BRIEF » Nothing may be left out, so copy every entry exactly.
╭─ RECORDS FOR THIS TASK
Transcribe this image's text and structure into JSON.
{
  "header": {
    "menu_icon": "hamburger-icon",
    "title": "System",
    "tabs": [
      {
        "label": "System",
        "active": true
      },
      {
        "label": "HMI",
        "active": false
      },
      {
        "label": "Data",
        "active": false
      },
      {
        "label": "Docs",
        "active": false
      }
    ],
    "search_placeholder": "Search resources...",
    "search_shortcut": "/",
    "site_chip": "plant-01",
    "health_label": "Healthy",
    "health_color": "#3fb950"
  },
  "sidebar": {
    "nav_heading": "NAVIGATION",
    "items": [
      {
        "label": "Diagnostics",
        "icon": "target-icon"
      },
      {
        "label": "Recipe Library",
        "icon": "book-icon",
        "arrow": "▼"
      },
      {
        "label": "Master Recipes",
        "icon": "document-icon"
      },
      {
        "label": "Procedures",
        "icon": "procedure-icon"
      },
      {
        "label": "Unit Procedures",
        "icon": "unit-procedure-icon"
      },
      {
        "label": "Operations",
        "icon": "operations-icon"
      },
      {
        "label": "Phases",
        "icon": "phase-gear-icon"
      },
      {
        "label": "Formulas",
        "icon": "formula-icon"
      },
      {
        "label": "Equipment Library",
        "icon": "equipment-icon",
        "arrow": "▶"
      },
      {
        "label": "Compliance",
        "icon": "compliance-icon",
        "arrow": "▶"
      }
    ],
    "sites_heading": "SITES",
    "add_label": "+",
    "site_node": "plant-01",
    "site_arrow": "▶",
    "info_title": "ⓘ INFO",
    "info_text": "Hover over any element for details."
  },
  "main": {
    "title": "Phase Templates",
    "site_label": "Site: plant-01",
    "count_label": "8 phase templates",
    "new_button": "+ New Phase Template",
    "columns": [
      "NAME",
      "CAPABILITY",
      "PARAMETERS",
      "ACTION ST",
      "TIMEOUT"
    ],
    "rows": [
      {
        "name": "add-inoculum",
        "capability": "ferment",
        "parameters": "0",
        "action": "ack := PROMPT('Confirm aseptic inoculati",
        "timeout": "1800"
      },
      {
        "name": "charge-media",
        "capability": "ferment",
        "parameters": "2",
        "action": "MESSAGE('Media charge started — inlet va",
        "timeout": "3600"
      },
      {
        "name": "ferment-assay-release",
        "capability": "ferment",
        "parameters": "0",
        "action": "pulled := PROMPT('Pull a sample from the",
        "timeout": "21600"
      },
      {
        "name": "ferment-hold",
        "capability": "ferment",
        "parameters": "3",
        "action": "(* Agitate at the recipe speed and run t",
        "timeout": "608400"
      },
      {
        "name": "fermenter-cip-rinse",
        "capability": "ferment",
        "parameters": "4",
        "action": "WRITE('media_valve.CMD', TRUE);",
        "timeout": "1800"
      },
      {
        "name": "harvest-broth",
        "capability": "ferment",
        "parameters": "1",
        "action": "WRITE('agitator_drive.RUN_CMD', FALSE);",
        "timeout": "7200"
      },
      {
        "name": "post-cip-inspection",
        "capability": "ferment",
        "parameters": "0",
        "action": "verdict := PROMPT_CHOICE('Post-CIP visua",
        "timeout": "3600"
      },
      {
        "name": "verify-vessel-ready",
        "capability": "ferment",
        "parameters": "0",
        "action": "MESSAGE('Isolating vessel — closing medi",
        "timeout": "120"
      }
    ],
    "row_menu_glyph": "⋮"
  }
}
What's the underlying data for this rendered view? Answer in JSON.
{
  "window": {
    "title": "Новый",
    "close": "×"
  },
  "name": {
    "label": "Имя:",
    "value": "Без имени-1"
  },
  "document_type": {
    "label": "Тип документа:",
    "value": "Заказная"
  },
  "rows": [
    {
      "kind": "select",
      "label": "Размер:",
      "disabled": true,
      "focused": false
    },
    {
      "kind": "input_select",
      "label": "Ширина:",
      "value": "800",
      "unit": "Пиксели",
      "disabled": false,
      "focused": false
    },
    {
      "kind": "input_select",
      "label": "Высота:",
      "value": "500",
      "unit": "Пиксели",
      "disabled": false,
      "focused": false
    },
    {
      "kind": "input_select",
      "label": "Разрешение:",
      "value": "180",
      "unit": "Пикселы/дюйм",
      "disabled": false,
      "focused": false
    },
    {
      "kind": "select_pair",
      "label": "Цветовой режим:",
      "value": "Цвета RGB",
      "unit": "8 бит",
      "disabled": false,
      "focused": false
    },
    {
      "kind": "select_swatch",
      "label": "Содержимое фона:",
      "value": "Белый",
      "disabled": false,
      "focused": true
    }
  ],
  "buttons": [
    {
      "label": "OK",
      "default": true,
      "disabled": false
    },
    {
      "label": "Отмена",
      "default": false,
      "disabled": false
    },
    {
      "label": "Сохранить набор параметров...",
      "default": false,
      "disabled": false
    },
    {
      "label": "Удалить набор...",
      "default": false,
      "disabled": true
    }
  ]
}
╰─
ANSWER TO THIS PROBLEM »
Transcribe this image's text and structure into JSON.
{
  "header": {
    "menu_icon": "hamburger-icon",
    "title": "System",
    "tabs": [
      {
        "label": "System",
        "active": true
      },
      {
        "label": "HMI",
        "active": false
      },
      {
        "label": "Data",
        "active": false
      },
      {
        "label": "Docs",
        "active": false
      }
    ],
    "search_placeholder": "Search resources...",
    "search_shortcut": "/",
    "site_chip": "plant-01",
    "health_label": "Healthy",
    "health_color": "#3fb950"
  },
  "sidebar": {
    "nav_heading": "NAVIGATION",
    "items": [
      {
        "label": "Diagnostics",
        "icon": "target-icon"
      },
      {
        "label": "Recipe Library",
        "icon": "book-icon",
        "arrow": "▼"
      },
      {
        "label": "Master Recipes",
        "icon": "document-icon"
      },
      {
        "label": "Procedures",
        "icon": "procedure-icon"
      },
      {
        "label": "Unit Procedures",
        "icon": "unit-procedure-icon"
      },
      {
        "label": "Operations",
        "icon": "operations-icon"
      },
      {
        "label": "Phases",
        "icon": "phase-gear-icon"
      },
      {
        "label": "Formulas",
        "icon": "formula-icon"
      },
      {
        "label": "Equipment Library",
        "icon": "equipment-icon",
        "arrow": "▶"
      },
      {
        "label": "Compliance",
        "icon": "compliance-icon",
        "arrow": "▶"
      }
    ],
    "sites_heading": "SITES",
    "add_label": "+",
    "site_node": "plant-01",
    "site_arrow": "▶",
    "info_title": "ⓘ INFO",
    "info_text": "Hover over any element for details."
  },
  "main": {
    "title": "Phase Templates",
    "site_label": "Site: plant-01",
    "count_label": "8 phase templates",
    "new_button": "+ New Phase Template",
    "columns": [
      "NAME",
      "CAPABILITY",
      "PARAMETERS",
      "ACTION ST",
      "TIMEOUT"
    ],
    "rows": [
      {
        "name": "add-inoculum",
        "capability": "ferment",
        "parameters": "0",
        "action": "ack := PROMPT('Confirm aseptic inoculati",
        "timeout": "1800"
      },
      {
        "name": "charge-media",
        "capability": "ferment",
        "parameters": "2",
        "action": "MESSAGE('Media charge started — inlet va",
        "timeout": "3600"
      },
      {
        "name": "ferment-assay-release",
        "capability": "ferment",
        "parameters": "0",
        "action": "pulled := PROMPT('Pull a sample from the",
        "timeout": "21600"
      },
      {
        "name": "ferment-hold",
        "capability": "ferment",
        "parameters": "3",
        "action": "(* Agitate at the recipe speed and run t",
        "timeout": "608400"
      },
      {
        "name": "fermenter-cip-rinse",
        "capability": "ferment",
        "parameters": "4",
        "action": "WRITE('media_valve.CMD', TRUE);",
        "timeout": "1800"
      },
      {
        "name": "harvest-broth",
        "capability": "ferment",
        "parameters": "1",
        "action": "WRITE('agitator_drive.RUN_CMD', FALSE);",
        "timeout": "7200"
      },
      {
        "name": "post-cip-inspection",
        "capability": "ferment",
        "parameters": "0",
        "action": "verdict := PROMPT_CHOICE('Post-CIP visua",
        "timeout": "3600"
      },
      {
        "name": "verify-vessel-ready",
        "capability": "ferment",
        "parameters": "0",
        "action": "MESSAGE('Isolating vessel — closing medi",
        "timeout": "120"
      }
    ],
    "row_menu_glyph": "⋮"
  }
}
What's the underlying data for this rendered view? Answer in JSON.
{
  "window": {
    "title": "Новый",
    "close": "×"
  },
  "name": {
    "label": "Имя:",
    "value": "Без имени-1"
  },
  "document_type": {
    "label": "Тип документа:",
    "value": "Заказная"
  },
  "rows": [
    {
      "kind": "select",
      "label": "Размер:",
      "disabled": true,
      "focused": false
    },
    {
      "kind": "input_select",
      "label": "Ширина:",
      "value": "800",
      "unit": "Пиксели",
      "disabled": false,
      "focused": false
    },
    {
      "kind": "input_select",
      "label": "Высота:",
      "value": "500",
      "unit": "Пиксели",
      "disabled": false,
      "focused": false
    },
    {
      "kind": "input_select",
      "label": "Разрешение:",
      "value": "180",
      "unit": "Пикселы/дюйм",
      "disabled": false,
      "focused": false
    },
    {
      "kind": "select_pair",
      "label": "Цветовой режим:",
      "value": "Цвета RGB",
      "unit": "8 бит",
      "disabled": false,
      "focused": false
    },
    {
      "kind": "select_swatch",
      "label": "Содержимое фона:",
      "value": "Белый",
      "disabled": false,
      "focused": true
    }
  ],
  "buttons": [
    {
      "label": "OK",
      "default": true,
      "disabled": false
    },
    {
      "label": "Отмена",
      "default": false,
      "disabled": false
    },
    {
      "label": "Сохранить набор параметров...",
      "default": false,
      "disabled": false
    },
    {
      "label": "Удалить набор...",
      "default": false,
      "disabled": true
    }
  ]
}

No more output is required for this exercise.